Bucks Fizz / Brotherhood Of Man – Nottingham Royal Concert Hall, Thursday June 28th
What Bucks Fizz were to the 1980s – a clean-cut, middle of the road, two-boy/two-girl vocal group, whose greatest claim to fame was winning Eurovision – Brotherhood Of Man were to the 1970s. Since their hit-making days, both acts have doggedly continued to plough the cabaret circuit, with a particular focus on seaside resorts and holiday camps.
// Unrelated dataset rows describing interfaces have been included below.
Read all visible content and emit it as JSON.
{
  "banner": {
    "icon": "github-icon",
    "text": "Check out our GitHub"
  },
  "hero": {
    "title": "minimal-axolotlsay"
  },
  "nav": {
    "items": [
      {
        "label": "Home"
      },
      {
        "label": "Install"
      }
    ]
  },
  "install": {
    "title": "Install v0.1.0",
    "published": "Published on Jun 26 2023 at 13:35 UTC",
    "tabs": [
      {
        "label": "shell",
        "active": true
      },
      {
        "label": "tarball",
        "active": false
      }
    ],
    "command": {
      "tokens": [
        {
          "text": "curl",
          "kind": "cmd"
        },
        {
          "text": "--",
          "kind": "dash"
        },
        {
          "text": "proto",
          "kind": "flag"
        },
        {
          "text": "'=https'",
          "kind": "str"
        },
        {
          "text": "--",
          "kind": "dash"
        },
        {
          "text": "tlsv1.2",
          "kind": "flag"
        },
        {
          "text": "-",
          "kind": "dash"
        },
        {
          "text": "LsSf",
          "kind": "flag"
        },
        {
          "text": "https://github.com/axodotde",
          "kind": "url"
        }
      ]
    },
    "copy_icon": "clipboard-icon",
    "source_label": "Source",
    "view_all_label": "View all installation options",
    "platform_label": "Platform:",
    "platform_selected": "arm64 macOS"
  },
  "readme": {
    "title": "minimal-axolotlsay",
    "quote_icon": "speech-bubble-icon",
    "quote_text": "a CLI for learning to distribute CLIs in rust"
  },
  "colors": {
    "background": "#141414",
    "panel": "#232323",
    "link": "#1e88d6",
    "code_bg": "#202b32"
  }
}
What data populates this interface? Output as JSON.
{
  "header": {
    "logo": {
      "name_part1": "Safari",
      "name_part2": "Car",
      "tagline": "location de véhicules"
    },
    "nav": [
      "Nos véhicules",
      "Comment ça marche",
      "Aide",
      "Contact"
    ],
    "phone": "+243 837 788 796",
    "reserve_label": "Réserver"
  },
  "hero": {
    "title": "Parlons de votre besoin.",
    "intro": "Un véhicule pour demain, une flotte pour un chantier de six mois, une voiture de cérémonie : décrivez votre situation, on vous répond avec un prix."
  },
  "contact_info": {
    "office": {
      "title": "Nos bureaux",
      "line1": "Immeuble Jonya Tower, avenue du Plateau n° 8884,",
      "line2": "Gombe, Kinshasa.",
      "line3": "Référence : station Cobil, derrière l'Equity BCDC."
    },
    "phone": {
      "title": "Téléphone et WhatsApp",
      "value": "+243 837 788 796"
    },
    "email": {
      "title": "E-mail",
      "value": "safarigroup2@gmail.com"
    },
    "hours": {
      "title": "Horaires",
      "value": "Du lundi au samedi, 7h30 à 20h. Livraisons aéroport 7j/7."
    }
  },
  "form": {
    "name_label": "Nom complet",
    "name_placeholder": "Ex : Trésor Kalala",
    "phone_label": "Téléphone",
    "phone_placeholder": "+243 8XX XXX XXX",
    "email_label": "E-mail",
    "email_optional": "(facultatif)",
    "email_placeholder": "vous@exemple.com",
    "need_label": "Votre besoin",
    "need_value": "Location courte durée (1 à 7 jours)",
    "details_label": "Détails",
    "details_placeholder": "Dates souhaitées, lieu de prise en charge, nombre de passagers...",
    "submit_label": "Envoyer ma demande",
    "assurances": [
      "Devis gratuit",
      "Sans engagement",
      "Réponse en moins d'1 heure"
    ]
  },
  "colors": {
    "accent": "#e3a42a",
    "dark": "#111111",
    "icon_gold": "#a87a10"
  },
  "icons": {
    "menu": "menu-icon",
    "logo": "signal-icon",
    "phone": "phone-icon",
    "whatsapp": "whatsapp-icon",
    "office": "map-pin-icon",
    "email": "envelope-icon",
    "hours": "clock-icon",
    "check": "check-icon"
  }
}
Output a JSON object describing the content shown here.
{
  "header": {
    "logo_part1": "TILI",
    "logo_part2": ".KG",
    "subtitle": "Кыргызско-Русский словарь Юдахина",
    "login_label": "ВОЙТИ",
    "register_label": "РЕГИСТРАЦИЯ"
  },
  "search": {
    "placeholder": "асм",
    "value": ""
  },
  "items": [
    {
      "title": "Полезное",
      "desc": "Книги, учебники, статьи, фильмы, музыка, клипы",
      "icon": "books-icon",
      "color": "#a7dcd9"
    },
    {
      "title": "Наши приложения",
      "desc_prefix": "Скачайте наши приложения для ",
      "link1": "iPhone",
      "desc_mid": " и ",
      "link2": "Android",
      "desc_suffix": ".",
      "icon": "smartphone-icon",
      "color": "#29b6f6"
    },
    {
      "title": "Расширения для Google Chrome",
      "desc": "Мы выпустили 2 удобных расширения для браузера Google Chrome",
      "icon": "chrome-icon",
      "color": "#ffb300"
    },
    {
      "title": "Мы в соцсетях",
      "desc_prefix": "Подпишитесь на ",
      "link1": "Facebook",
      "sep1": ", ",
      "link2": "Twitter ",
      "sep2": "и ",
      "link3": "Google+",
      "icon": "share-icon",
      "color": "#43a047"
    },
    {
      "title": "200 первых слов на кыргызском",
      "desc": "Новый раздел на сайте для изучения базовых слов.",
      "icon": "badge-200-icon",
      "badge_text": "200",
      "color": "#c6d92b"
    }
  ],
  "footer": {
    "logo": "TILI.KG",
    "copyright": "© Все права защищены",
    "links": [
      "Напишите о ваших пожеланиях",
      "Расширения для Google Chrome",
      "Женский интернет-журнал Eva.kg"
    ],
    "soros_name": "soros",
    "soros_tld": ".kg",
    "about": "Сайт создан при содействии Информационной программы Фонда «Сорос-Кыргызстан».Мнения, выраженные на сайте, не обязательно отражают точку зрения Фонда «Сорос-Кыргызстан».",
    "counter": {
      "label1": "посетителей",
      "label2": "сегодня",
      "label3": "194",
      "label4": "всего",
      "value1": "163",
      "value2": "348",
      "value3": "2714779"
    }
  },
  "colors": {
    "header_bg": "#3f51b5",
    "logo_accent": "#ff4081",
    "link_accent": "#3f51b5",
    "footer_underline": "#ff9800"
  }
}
While Bucks Fizz have undergone numerous personnel changes, with two rival versions of the group even clashing in court, Brotherhood Of Man have retained the same line-up for over thirty years. It takes a special kind of dedication to play the same old hits, year after year, in notably reduced circumstances, without becoming bored or bitter – and even in last night’s three-quarters empty venue, those smiles never cracked for a second.
Featuring just one original member, the eternally chipper Bobby G, the current Bucks Fizz line-up were an oddly matched bunch, who could only offer pale imitations of former glories. No Cheryl, no Mike, no Jay? You could almost feel the disappointment rippling through the audience as the group took to the stage.
“You say you don’t know me, or recognize my face”, they trilled, gamely hoofing their way through Starship’s We Built This City. Never were truer words uttered.
“We love you, Bobby!”, screamed a tipsy hen party. “It is Bobby, isn’t it?” they added, promptly collapsing in hysterics.
Performing to backing tracks, with a minimum of stage props, both acts padded out their allocated hours with numerous covers. Bucks Fizz opted for medleys by Ricky Martin, Abba and Meat Loaf, while Brotherhood Of Man plumbed the very depths of Seventies cheese: Tie A Yellow Ribbon, Shang-A-Lang, Remember You’re A Womble, My Ding-A-Ling. Such bargain basement shortcuts might have wowed the campers at Butlins, but they fell far short of the standard expected in the Royal Concert Hall.